*Work to complete*:
From the entries, copy every line that carries the string "서울특별시".

——————

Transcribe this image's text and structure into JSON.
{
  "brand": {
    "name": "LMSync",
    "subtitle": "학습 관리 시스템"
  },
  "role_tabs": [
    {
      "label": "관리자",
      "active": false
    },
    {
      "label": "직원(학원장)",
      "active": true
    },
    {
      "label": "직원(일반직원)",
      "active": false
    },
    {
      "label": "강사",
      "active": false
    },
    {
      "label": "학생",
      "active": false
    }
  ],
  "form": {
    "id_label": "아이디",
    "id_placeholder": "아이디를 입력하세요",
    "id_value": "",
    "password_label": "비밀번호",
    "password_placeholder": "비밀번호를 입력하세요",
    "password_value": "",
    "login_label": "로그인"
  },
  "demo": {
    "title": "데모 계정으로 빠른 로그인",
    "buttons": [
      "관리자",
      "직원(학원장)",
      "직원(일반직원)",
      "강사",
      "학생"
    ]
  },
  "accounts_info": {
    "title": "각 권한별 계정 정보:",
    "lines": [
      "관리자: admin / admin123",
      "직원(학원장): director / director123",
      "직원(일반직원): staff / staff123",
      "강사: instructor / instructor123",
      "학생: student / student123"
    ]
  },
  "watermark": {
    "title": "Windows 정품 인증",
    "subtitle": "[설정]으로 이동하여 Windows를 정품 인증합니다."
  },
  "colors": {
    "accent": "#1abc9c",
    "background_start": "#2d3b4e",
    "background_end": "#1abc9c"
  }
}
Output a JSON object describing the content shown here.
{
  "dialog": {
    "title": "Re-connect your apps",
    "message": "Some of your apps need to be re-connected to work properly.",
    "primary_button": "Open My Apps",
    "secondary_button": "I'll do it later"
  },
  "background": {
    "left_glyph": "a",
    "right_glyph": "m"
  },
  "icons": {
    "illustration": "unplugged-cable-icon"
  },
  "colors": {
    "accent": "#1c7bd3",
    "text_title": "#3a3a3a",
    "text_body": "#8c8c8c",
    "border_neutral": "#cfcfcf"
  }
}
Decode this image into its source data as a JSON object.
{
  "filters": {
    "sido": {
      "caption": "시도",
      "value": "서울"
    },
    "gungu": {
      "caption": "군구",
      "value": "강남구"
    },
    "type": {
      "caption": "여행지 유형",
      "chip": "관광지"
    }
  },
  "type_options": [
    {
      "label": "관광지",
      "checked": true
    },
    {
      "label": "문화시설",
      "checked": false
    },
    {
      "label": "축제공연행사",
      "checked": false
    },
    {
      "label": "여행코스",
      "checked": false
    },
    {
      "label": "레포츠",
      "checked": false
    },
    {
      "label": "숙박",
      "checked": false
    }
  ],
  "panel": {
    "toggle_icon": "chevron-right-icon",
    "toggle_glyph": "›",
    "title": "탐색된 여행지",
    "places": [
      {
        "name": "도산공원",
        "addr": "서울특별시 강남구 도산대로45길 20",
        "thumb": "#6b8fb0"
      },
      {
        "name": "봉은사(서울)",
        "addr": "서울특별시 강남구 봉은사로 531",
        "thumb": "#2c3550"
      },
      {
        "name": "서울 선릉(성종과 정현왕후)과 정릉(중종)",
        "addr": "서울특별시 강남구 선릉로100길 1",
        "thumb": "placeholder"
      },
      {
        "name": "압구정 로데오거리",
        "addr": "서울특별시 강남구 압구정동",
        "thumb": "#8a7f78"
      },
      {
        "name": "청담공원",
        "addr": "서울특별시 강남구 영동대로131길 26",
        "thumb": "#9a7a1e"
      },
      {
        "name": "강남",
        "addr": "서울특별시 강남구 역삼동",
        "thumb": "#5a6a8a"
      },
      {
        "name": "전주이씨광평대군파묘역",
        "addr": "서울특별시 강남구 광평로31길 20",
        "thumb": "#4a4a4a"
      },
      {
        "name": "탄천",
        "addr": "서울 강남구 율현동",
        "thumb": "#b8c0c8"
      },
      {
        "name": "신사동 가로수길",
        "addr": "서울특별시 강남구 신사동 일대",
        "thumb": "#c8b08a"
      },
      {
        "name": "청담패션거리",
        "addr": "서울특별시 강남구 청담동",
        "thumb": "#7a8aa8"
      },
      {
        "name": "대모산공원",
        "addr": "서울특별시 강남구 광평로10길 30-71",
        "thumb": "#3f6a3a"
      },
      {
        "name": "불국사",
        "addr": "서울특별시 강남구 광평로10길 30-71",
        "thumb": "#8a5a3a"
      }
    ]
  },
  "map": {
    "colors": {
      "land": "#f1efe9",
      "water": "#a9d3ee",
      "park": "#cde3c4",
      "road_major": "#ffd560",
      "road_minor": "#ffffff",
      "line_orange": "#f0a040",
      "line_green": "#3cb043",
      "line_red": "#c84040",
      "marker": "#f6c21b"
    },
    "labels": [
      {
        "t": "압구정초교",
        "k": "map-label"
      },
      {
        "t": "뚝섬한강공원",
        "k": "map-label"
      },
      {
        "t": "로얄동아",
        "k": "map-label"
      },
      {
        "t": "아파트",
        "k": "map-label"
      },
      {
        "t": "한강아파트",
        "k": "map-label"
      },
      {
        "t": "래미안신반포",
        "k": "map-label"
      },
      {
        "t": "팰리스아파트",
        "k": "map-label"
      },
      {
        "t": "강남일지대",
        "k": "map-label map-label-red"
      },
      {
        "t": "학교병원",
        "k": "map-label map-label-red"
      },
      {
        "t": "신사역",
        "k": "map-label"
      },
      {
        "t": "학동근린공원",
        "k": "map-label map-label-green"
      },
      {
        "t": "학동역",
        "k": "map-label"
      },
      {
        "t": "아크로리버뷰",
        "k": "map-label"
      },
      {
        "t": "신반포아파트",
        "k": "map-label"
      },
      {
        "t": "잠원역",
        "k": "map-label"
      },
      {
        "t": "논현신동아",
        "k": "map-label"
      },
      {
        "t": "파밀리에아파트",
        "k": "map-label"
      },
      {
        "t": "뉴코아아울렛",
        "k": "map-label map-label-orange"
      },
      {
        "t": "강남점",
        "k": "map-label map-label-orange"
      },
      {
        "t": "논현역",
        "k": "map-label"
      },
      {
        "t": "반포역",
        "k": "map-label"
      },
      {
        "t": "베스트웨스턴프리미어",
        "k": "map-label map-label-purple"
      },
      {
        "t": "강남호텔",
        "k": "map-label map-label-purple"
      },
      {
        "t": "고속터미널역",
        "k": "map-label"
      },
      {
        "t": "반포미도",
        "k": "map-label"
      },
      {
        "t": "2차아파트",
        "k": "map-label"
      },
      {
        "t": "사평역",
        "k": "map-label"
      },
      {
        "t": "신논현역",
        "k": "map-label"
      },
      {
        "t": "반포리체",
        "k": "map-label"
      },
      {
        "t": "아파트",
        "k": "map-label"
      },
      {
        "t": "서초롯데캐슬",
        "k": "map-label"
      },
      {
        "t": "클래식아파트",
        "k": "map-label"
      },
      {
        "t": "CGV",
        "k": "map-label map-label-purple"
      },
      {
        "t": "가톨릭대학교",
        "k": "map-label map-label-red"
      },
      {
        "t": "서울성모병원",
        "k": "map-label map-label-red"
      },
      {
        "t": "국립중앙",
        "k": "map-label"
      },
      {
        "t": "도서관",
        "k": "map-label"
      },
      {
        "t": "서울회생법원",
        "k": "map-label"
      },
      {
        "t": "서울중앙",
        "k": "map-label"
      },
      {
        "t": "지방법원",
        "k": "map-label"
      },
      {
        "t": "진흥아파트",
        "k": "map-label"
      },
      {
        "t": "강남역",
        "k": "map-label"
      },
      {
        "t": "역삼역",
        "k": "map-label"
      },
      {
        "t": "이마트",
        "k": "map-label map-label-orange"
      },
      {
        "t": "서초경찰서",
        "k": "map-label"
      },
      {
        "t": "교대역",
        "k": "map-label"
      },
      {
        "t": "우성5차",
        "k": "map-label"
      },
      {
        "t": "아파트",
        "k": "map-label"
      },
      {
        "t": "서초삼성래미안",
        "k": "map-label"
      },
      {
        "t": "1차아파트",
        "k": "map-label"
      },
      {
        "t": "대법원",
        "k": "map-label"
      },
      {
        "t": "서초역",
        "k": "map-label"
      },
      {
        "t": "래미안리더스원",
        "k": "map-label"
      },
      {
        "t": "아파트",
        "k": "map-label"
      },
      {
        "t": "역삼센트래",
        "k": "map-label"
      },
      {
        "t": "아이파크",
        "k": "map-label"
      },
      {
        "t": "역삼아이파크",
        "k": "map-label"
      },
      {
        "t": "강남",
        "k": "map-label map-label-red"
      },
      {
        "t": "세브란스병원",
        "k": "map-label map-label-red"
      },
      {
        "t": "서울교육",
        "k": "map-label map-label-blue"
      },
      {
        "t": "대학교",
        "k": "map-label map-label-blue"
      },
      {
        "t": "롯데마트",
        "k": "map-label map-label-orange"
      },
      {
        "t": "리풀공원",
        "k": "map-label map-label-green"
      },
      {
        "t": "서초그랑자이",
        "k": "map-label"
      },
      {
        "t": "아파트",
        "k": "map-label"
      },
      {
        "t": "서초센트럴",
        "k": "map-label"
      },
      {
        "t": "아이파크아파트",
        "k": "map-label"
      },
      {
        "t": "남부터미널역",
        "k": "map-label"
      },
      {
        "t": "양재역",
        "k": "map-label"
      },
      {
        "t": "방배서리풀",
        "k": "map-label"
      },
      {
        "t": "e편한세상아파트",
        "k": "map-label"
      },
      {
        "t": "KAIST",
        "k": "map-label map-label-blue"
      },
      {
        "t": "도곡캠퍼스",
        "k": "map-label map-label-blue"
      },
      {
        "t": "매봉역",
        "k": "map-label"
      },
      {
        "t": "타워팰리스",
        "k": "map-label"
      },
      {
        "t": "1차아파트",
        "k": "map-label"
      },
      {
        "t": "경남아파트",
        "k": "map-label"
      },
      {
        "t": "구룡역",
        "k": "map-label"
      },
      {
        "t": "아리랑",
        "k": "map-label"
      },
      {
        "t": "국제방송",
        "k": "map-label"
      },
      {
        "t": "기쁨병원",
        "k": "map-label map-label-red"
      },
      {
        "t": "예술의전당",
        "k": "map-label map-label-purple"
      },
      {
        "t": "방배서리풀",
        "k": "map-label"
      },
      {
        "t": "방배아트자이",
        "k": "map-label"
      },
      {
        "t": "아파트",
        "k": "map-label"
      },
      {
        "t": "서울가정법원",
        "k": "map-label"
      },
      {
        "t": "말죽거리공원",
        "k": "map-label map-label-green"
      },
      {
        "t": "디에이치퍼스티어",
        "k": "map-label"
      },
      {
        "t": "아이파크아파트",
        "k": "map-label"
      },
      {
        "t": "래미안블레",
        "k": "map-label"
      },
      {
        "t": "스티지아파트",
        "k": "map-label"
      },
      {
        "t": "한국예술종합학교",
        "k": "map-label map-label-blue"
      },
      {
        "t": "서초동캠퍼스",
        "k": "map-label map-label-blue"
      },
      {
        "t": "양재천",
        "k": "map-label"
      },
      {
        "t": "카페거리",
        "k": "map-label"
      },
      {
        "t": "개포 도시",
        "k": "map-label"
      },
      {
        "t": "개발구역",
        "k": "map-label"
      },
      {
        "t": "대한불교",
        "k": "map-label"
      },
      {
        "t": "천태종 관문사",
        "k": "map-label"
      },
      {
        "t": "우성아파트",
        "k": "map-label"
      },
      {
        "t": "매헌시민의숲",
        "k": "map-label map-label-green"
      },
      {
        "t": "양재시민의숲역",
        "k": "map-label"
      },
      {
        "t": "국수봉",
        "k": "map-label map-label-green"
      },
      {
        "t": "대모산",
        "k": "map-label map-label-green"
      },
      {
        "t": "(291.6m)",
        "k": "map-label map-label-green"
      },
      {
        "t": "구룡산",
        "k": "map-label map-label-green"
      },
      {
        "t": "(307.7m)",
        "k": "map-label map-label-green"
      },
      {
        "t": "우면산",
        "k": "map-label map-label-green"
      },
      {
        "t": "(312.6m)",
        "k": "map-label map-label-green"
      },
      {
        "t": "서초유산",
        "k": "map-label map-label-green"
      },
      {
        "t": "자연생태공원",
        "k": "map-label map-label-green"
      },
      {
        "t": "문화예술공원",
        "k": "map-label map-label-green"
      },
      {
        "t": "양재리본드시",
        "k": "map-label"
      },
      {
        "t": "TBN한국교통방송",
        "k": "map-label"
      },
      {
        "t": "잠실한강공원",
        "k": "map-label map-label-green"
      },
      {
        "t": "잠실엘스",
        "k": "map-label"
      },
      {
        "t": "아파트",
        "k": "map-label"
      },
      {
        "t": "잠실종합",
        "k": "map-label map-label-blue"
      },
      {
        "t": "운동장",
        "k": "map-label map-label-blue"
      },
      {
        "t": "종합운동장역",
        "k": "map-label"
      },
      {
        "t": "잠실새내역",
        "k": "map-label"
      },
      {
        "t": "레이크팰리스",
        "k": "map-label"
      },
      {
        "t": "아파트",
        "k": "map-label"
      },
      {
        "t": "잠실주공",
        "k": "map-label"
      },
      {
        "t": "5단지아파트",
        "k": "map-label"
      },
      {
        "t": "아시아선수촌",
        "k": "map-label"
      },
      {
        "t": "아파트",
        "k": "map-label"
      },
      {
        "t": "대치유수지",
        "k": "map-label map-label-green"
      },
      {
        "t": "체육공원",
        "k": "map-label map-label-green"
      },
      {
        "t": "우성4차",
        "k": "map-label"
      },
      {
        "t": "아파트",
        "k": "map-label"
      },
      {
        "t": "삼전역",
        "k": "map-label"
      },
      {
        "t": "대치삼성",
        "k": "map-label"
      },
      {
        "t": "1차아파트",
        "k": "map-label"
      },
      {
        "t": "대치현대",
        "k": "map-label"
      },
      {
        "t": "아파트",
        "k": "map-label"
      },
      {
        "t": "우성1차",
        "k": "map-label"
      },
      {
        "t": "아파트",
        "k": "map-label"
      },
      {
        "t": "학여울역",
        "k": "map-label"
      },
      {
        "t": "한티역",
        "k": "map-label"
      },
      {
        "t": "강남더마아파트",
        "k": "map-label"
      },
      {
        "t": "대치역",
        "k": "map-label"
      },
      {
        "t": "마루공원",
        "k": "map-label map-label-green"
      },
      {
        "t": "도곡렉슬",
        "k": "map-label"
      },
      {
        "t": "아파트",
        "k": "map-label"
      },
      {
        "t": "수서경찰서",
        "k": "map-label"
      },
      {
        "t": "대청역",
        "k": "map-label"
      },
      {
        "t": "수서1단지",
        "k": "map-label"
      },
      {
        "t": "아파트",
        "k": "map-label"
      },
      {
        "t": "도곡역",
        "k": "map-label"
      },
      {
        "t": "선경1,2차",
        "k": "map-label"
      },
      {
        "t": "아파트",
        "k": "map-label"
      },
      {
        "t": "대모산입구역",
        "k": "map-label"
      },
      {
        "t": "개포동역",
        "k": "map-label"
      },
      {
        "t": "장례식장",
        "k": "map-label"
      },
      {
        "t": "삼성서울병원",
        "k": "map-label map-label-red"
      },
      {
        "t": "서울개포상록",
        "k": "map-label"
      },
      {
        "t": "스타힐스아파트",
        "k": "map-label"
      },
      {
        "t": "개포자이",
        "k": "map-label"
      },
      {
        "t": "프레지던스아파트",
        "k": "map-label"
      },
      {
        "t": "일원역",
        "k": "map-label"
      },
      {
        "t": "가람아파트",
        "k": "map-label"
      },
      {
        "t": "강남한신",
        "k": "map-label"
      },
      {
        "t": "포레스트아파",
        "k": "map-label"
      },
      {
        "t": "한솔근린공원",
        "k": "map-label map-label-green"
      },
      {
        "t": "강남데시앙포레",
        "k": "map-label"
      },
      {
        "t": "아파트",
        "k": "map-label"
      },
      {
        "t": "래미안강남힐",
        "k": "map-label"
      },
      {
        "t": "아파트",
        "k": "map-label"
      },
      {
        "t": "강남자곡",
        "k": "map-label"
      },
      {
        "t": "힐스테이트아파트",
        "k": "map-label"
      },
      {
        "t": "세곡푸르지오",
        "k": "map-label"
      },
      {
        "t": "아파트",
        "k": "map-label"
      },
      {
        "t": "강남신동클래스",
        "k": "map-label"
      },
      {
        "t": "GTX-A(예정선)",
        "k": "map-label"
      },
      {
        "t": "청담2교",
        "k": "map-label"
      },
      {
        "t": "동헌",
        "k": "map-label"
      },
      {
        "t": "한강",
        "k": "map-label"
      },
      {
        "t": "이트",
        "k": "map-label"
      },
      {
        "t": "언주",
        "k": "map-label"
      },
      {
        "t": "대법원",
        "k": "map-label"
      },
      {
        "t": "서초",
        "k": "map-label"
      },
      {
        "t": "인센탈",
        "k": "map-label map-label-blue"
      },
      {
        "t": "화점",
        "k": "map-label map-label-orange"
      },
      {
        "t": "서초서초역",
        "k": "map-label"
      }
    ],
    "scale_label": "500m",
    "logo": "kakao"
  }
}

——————

*Written solution*:
        "addr": "서울특별시 강남구 도산대로45길 20",
        "addr": "서울특별시 강남구 봉은사로 531",
        "addr": "서울특별시 강남구 선릉로100길 1",
        "addr": "서울특별시 강남구 압구정동",
        "addr": "서울특별시 강남구 영동대로131길 26",
        "addr": "서울특별시 강남구 역삼동",
        "addr": "서울특별시 강남구 광평로31길 20",
        "addr": "서울특별시 강남구 신사동 일대",
        "addr": "서울특별시 강남구 청담동",
        "addr": "서울특별시 강남구 광평로10길 30-71",
        "addr": "서울특별시 강남구 광평로10길 30-71",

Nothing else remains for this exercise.